Finally, David pronounced, "That is deep enough. He will bother no one, and no one will bother him, more is the pity. Let us get him in there and fill in the grave, and be done with it."
With an exhausted sigh of relief, Matthew rose stiffly, and climbed out of the--rather shallow, it must be said, but probably adequate--grave, and the two walked over to the skeletal figure in the cloth, and picked it up by the corners, averting their faces not only because it was sickening to behold, but because they could not stand the smell, and dragged it unceremoniously over to the grave and all but threw it in."
"There!" said David. "Let us cover it and leave here! I need a complete wash!"
They hastily filled the grave and left a considerable mound over it, knowing that it would settle as the body decayed as well as with the normal settling of earth, and finally it was done, and the smell had been vanquished.
"Let us go!" said David, turning to leave.
"A moment!" replied Matthew. "I am not as young as you, my child. This has taken more out of me than I expected. Let me sit for a few minutes. I will go inside, where there are comfortable seats. He will not mind our using them."
"You sit if you wish. I cannot be still."
So Matthew went into the luxurious house and found a richly covered seat upon which he sat, feeling a bit guilty that he was making the upholstery filthy with the robes he had been using to dig the grave, but realizing that it made no difference. Now that there was no odor and no scarecrow out in the back hanging from the tree, it would not be long before thieves stripped the house bare.
Matthew thought of all the Scripture passages that spoke of those who amassed wealth only to leave it to someone else. Judas, however, had no one to leave it to, and so his wealth, which he essentially stole, would be stolen from him, and what did he have to show for it all?
What could he have been thinking, all this time?
"What is this, Master?" asked David. "It looks as if it might be a book of some sort."
"That is a codex, David. Some people, instead of making scrolls, as most do, make books that are little sheets of papyrus bound together on one side as this is, and find them easier to read than scrolls."
"This seems to be something he was writing. I found it over there on that table, with a quill and an inkwell that is just about dried up."
"Indeed? Perhaps he kept a diary, or something. What does it say?"
"I have no idea! I cannot read."
"Oh, of course. Let me see it."
He took the book from David's hand, and said, "It is a diary. He seems to have begun it just after he met Jesus for the first time, because the beginning speaks of the meeting. It seems he thought that he would be joining a movement that would change the world. I wonder if he also thought that he would be ending it."
"Who cares what he thought?"

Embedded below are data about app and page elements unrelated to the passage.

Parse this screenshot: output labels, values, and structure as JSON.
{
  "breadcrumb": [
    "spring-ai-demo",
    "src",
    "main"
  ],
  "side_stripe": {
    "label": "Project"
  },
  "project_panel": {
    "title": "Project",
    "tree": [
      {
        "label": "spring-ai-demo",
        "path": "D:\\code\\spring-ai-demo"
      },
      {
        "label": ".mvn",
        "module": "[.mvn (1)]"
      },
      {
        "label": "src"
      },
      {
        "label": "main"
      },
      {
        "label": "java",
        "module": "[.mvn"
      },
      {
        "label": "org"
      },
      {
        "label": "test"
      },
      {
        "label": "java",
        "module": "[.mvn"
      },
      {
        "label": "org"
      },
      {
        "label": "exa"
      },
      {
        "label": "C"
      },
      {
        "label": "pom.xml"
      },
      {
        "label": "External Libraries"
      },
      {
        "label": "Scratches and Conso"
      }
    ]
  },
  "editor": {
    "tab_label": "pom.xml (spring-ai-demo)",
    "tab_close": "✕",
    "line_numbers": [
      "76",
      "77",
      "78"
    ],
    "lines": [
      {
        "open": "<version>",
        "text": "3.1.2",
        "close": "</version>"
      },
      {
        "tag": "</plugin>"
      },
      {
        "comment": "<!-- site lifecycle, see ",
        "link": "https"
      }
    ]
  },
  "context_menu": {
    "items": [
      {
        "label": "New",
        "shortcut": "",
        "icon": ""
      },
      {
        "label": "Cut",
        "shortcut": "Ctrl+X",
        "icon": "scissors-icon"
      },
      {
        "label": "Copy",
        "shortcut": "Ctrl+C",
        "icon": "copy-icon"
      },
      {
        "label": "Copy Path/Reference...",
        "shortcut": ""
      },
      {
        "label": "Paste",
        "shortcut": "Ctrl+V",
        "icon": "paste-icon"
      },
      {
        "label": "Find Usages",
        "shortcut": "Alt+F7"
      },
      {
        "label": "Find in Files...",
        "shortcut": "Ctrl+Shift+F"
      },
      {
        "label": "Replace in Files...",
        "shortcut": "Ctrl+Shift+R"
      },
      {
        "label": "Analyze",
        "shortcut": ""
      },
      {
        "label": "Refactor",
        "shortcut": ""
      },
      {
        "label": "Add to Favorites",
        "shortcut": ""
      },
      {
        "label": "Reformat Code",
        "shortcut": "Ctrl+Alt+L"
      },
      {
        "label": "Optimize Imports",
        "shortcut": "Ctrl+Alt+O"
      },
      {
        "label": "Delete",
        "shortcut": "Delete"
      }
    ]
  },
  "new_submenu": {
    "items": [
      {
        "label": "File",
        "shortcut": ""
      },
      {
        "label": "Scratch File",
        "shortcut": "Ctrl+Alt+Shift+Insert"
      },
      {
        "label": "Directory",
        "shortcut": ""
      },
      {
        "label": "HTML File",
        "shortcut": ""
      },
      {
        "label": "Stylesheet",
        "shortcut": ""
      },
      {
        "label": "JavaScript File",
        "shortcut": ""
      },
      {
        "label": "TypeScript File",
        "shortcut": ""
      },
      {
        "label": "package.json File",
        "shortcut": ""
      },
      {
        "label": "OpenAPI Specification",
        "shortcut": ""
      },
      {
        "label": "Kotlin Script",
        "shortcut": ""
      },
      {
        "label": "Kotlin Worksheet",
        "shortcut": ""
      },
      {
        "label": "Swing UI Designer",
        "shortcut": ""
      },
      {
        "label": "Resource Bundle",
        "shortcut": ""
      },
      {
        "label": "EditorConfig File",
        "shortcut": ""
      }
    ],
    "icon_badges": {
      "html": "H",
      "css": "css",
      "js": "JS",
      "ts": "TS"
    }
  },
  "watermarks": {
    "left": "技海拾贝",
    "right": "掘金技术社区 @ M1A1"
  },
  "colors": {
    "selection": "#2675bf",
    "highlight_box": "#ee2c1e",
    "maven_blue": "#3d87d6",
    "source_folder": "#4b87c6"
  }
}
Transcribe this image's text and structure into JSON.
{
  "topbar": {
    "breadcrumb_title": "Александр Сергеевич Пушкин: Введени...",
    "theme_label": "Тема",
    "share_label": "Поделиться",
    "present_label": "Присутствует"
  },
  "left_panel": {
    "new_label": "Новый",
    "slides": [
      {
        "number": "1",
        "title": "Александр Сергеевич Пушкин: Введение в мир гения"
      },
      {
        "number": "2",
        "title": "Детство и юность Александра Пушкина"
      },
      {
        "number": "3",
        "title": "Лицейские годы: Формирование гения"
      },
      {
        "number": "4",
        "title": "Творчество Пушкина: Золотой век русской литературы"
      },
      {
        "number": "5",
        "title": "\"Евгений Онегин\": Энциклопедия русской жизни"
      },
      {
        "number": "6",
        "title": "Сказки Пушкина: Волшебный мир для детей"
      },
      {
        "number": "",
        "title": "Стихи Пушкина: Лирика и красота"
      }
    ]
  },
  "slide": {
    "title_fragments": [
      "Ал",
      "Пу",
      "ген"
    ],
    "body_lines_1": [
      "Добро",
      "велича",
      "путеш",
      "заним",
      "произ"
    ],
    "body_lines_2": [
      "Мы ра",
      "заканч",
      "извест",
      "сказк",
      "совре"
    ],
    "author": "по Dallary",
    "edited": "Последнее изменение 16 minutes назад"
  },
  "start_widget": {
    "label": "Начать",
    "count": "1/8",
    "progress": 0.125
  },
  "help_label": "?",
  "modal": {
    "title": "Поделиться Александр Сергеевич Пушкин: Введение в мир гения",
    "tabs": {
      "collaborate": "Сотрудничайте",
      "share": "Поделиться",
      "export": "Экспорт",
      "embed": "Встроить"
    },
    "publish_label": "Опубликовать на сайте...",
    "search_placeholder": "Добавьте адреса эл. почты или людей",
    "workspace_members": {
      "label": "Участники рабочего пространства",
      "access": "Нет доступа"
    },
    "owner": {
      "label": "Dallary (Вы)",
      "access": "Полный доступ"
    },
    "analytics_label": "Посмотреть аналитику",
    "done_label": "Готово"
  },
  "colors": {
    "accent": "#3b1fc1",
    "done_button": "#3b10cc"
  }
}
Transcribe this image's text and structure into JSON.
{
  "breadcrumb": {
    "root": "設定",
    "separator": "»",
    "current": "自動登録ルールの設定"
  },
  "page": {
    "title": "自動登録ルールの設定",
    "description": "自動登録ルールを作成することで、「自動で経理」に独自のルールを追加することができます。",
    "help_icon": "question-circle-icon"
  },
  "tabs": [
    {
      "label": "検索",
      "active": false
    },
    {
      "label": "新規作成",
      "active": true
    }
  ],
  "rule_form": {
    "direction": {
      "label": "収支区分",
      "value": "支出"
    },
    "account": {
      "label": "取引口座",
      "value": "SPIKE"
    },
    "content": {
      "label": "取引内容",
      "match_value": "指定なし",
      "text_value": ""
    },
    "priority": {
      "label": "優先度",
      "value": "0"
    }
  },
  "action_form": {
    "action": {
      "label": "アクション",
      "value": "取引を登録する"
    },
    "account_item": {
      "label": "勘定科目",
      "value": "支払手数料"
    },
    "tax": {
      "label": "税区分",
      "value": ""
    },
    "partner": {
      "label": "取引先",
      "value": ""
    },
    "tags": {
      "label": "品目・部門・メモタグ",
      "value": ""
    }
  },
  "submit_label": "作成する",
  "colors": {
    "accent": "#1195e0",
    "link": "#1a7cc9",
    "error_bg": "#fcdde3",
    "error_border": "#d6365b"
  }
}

"Well, it might be instructive to read. I often wondered what was going through his head; he was such a brilliant person, but he had misinterpreted Jesus so badly. I wonder if at the end he realized this."
"Let us leave, Master, if you have rested enough. This place makes me feel as if things are crawling all over me."
"Yes, let us go; I must say I share your sentiment. But I think I will take this book and see what is in it. Do you wish to hear it?"
"I can read it to myself."
"No. Go on. Let me hear it."